Records from a data collection
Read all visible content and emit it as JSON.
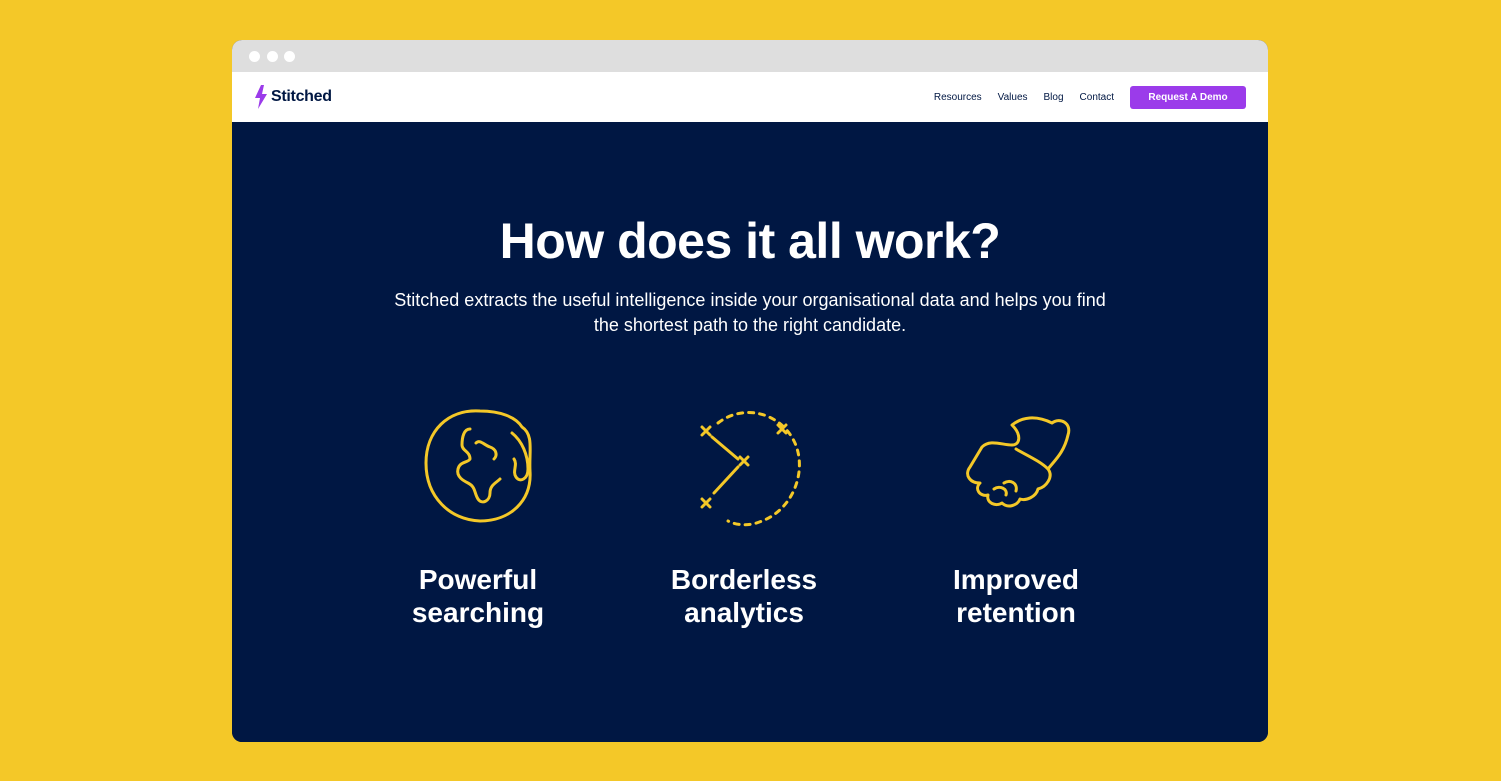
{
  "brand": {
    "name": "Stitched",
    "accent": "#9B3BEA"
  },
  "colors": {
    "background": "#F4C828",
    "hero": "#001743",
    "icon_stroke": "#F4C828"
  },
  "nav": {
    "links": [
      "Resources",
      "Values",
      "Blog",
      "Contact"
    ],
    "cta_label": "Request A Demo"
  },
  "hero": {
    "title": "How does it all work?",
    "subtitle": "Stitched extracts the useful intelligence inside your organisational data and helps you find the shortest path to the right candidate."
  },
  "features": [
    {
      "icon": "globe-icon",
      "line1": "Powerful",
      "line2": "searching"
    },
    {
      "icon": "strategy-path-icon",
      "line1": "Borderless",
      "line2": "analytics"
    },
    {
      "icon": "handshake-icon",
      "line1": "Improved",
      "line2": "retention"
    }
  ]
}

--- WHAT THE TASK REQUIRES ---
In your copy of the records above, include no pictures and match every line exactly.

--- TASK SOLUTION ---
Read all visible content and emit it as JSON.
{
  "brand": {
    "name": "Stitched",
    "accent": "#9B3BEA"
  },
  "colors": {
    "background": "#F4C828",
    "hero": "#001743",
    "icon_stroke": "#F4C828"
  },
  "nav": {
    "links": [
      "Resources",
      "Values",
      "Blog",
      "Contact"
    ],
    "cta_label": "Request A Demo"
  },
  "hero": {
    "title": "How does it all work?",
    "subtitle": "Stitched extracts the useful intelligence inside your organisational data and helps you find the shortest path to the right candidate."
  },
  "features": [
    {
      "icon": "globe-icon",
      "line1": "Powerful",
      "line2": "searching"
    },
    {
      "icon": "strategy-path-icon",
      "line1": "Borderless",
      "line2": "analytics"
    },
    {
      "icon": "handshake-icon",
      "line1": "Improved",
      "line2": "retention"
    }
  ]
}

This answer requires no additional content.